Approaching Gender Equity in Your Civil War Reading List
For much of my teaching career I have worked to achieve some level of gender equity in the books and articles that I assign my students to read. This has been especially the case in the many elective classes that I have taught on the Civil War era. My overall goal has been to challenge both the tendency to see the Civil War as a masculine subject and the historians and enthusiasts that it attracts as overwhelmingly male. This goes far in tearing down some of the barriers that prevent female students from fully embracing the subject as their own and one that is worthy of serious study.
It should come as no surprise that this outlook helped to shape the reading list for my research seminar at the AAS, which begins next week. Of the six books that I ordered three are authored by women. This past spring Joseph Adelman reflected on similar concerns regarding his reading list for a course on the American Revolution, only he took it a step further. He wondered whether the reading list for an entire undergraduate course on the Revolution could be filled with books by female authors.

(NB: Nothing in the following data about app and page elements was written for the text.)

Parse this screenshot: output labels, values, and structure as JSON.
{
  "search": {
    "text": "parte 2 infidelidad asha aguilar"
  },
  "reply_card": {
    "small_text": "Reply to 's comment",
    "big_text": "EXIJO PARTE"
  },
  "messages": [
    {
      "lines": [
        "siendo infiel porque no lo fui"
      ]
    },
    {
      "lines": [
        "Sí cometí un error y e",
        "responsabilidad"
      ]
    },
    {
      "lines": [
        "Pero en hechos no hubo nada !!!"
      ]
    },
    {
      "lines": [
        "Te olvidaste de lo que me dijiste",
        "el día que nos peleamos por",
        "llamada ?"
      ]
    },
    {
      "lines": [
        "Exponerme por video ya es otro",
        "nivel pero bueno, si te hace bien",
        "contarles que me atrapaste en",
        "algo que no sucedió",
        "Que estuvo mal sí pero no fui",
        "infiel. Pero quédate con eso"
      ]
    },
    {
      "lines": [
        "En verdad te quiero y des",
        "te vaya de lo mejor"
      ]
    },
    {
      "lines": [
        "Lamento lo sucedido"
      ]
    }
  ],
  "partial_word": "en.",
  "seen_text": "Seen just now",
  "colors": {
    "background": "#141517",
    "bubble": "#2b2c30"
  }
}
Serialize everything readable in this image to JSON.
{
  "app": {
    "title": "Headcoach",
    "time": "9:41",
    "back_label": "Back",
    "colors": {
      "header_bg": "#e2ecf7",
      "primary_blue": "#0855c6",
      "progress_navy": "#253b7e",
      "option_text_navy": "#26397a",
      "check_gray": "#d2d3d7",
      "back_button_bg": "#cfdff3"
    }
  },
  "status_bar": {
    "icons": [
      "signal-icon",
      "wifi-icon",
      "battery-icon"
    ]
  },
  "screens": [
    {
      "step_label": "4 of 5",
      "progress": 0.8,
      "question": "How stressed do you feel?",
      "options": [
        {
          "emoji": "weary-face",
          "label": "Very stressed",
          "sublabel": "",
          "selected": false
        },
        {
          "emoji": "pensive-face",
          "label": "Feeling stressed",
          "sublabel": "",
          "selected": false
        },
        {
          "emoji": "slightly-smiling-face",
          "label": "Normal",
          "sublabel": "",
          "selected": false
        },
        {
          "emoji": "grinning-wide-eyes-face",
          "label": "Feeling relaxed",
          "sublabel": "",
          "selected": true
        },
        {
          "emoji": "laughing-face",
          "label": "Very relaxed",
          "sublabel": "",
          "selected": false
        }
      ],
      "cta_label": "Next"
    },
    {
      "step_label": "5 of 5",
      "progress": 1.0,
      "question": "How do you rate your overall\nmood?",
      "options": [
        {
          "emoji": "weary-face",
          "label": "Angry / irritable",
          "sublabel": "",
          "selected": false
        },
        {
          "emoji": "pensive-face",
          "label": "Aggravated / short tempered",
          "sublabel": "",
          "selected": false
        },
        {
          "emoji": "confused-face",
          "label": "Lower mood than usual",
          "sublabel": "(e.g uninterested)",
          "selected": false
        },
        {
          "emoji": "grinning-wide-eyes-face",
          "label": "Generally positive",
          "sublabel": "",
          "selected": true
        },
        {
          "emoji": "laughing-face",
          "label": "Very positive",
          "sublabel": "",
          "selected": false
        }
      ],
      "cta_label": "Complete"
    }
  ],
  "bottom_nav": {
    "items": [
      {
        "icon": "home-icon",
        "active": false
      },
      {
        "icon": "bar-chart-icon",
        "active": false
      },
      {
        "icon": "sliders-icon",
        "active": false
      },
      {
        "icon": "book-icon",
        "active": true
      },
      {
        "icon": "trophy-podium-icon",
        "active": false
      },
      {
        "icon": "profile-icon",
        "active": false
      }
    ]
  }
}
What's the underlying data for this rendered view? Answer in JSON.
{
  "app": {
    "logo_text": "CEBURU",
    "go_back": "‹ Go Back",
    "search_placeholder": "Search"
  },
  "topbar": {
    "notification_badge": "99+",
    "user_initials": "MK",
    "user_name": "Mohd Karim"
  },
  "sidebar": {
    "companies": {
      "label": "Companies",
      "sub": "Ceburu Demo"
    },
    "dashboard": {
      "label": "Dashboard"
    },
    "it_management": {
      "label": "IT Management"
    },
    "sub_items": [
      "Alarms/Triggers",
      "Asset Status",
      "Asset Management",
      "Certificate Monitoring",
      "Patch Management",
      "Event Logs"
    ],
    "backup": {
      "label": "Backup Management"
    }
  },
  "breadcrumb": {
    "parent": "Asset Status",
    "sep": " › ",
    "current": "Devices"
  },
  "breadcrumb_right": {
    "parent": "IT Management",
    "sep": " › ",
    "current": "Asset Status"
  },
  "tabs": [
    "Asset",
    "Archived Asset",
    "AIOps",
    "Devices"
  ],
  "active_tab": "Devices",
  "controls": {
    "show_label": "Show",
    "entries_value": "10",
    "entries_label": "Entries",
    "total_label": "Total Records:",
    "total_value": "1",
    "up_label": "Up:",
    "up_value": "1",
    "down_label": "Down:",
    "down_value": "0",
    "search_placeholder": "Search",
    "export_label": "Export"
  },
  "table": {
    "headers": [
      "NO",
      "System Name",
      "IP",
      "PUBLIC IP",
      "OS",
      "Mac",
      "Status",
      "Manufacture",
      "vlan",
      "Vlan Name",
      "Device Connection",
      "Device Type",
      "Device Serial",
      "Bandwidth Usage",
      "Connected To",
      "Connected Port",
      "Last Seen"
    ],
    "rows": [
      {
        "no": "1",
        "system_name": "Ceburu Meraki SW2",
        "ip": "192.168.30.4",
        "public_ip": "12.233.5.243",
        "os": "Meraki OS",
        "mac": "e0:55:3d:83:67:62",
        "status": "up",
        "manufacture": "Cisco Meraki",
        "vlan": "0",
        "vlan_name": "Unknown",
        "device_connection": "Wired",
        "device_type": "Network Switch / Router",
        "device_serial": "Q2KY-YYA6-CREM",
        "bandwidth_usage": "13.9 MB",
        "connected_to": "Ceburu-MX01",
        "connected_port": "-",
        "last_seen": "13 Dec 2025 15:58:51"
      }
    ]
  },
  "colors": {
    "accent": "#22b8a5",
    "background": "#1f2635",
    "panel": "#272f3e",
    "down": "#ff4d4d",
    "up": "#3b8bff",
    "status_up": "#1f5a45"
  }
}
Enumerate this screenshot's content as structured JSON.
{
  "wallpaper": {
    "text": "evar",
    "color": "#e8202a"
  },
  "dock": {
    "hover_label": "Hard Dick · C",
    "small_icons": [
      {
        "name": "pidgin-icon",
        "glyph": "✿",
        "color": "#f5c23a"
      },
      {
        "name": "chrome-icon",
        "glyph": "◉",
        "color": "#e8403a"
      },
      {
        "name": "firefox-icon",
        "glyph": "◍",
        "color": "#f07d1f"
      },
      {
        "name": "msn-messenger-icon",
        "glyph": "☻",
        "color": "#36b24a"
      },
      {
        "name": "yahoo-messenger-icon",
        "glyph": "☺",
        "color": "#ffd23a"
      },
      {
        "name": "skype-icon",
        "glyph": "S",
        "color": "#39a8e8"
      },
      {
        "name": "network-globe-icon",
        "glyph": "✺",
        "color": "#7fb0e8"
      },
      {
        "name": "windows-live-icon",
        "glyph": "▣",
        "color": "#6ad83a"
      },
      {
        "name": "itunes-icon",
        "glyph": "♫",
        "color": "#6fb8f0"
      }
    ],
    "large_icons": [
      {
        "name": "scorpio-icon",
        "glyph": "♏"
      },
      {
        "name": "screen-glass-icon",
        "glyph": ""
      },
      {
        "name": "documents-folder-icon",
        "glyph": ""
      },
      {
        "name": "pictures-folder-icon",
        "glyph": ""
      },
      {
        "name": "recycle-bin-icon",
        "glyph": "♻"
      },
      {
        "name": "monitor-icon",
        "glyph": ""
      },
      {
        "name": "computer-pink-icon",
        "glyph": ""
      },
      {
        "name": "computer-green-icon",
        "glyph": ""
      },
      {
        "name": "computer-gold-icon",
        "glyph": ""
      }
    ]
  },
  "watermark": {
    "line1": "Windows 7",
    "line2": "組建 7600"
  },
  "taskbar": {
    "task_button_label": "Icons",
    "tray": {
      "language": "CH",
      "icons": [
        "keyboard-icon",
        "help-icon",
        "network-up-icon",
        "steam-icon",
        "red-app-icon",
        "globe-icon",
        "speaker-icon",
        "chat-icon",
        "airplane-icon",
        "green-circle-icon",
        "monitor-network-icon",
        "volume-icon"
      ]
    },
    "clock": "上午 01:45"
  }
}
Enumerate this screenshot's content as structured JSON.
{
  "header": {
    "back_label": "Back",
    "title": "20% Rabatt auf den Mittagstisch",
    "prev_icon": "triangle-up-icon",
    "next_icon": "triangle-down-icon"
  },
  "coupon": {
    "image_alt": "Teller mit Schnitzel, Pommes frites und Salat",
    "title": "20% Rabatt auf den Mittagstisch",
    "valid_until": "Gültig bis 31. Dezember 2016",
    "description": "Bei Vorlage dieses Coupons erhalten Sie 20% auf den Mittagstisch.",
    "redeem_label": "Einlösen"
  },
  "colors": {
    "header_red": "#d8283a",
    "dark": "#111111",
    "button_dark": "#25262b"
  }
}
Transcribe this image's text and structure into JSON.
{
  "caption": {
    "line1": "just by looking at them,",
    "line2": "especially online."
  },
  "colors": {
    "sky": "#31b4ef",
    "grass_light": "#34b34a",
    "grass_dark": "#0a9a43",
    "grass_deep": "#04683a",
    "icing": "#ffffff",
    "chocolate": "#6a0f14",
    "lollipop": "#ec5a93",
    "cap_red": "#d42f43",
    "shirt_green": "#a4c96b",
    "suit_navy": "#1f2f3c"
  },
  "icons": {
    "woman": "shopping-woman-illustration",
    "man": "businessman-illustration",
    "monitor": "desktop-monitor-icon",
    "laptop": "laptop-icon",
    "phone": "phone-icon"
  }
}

I didn’t find the results particularly shocking, but it was certainly worth the effort if only to visualize it for the sake of discussion.
Given my earlier point regarding the gender assumptions about the field of Civil War history it might be worth the time to see if a similar list can be achieved. Let me emphasize that this is just a first pass at a list. I fully expect that you will offer your own suggestions in the comments section below.
It goes without saying that no undergraduate class could read this many books. My goal is to cover as much ground as possible in a reading course on the Civil War from a broad narrative of the Civil War era to more narrow military, cultural and memory studies.
There are a few noticeable gaps. I had trouble with biographies of Lincoln as well as with locating a traditional battle/campaign study and a study of United States Colored Troops. I am not all that surprised by some of the gaps in the literature, which I believe are negligible at best. How much this matters, of course, depends on the focus of your particular course.
What, if anything, this list reflects within the field of Civil War historians I leave to you.